Earlier in the day, we had been watching literal versions of music videos on You.Tube. (There are pretty hilarious ones, like “Take on Me.”) As we lay there on the couch, B glanced at my movies shelf and said there should be a literal version of West Side Story. And he started singing about snapping your fingers. I said, “See? This is what you need to understand. I don’t want to do these things with anyone else because I love you. There are so many things I love about you. Including your naked body in my bed.” Yeah, I said that. And it’s true. The last time I’d given him “manual stimulation” he’d lain next to me naked afterward, and I’d said, “If there had been more female painters, there would be many more nudey portraits of guys, because this,”–running my hand over his hip–“is lovely.”

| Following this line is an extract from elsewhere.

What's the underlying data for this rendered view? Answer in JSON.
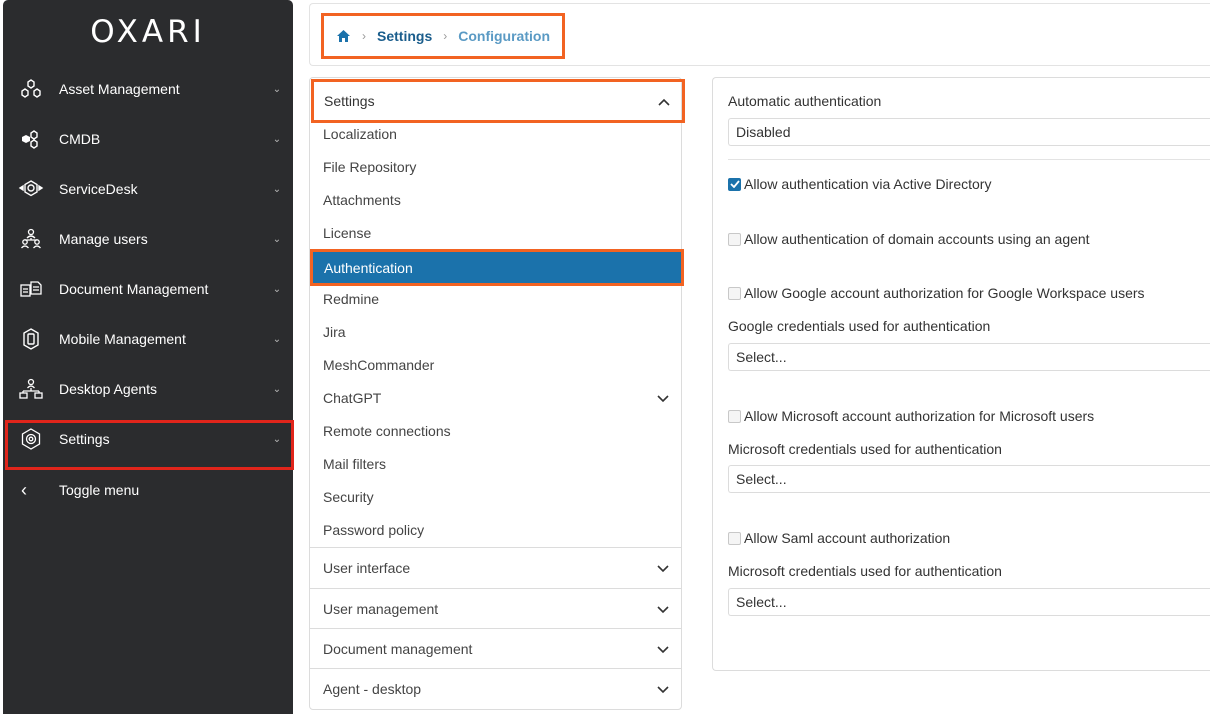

I was finally on my period, so we didn’t have any “naked foreplay time” that weekend, but B did stay Sunday and left Monday as I left for work, as had become our custom.

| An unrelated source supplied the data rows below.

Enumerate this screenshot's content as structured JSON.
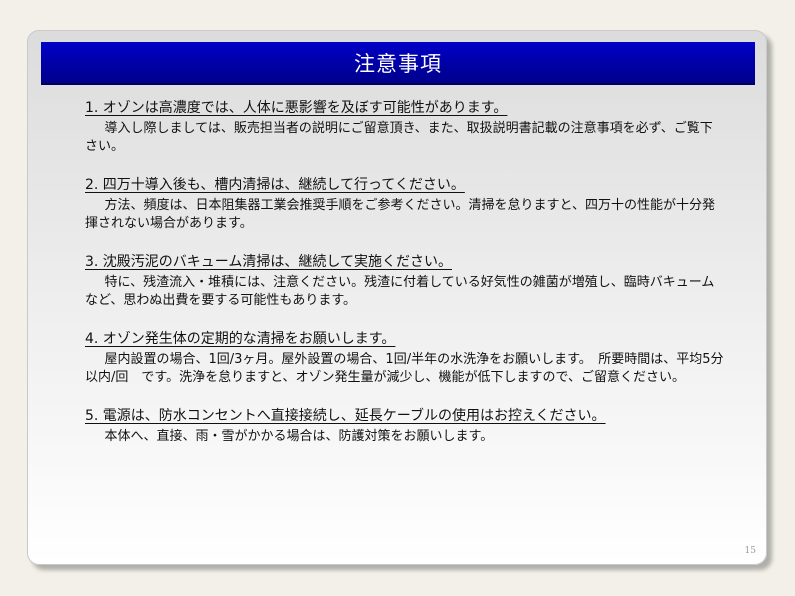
{
  "slide": {
    "title": "注意事項",
    "page_number": "15",
    "sections": [
      {
        "heading": "1. オゾンは高濃度では、人体に悪影響を及ぼす可能性があります。",
        "body": "導入し際しましては、販売担当者の説明にご留意頂き、また、取扱説明書記載の注意事項を必ず、ご覧下さい。"
      },
      {
        "heading": "2. 四万十導入後も、槽内清掃は、継続して行ってください。",
        "body": "方法、頻度は、日本阻集器工業会推奨手順をご参考ください。清掃を怠りますと、四万十の性能が十分発揮されない場合があります。"
      },
      {
        "heading": "3. 沈殿汚泥のバキューム清掃は、継続して実施ください。",
        "body": "特に、残渣流入・堆積には、注意ください。残渣に付着している好気性の雑菌が増殖し、臨時バキュームなど、思わぬ出費を要する可能性もあります。"
      },
      {
        "heading": "4. オゾン発生体の定期的な清掃をお願いします。",
        "body": "屋内設置の場合、1回/3ヶ月。屋外設置の場合、1回/半年の水洗浄をお願いします。　所要時間は、平均5分以内/回　です。洗浄を怠りますと、オゾン発生量が減少し、機能が低下しますので、ご留意ください。"
      },
      {
        "heading": "5. 電源は、防水コンセントへ直接接続し、延長ケーブルの使用はお控えください。",
        "body": "本体へ、直接、雨・雪がかかる場合は、防護対策をお願いします。"
      }
    ]
  }
}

October 10th. On Wednesday, B emailed, asking if he could bring dinner over that night. Of course I said yes. I asked him what he thought of The Sex Talk, now that he’d had time to process it. It wasn’t easy for him to jump into talking about it. I said, “Would it help if I didn’t look at you?” and put my head on his shoulder. That’s how we’d ended up saying the difficult stuff on Saturday, holding each other close, but not holding each other’s gaze. What he had to say was, “Did I rush you? With all the questions about ‘soon’?” I said no. And I hadn’t felt rushed. I told him I’d wanted to and didn’t regret it. “But saying ‘no more penetration’ and that we need to back up sounds like regret. It sounds like we shouldn’t have done the second practice run,” he said. I told him that I’d wanted to try again, and we did, and now it’s time to try things a different way. We talked more about my needing time to completely relax before the physical process of arousal could begin. I’d come up with an idea: the difference between excitement and the physiological arousal response. The first, I feel when I think about B, the second just hasn’t happened yet. Also, men’s and women’s response times are different, and everything I’ve been reading says that often 15-20 minutes of foreplay is needed before a woman is fully aroused. And B can get an erection just thinking about me. It’s not at all fair. We talked about all of this a lot. I think B is starting to understand, and he’s glad to know I feel excitement for him, even if I can’t seem to let my body go down the arousal road yet.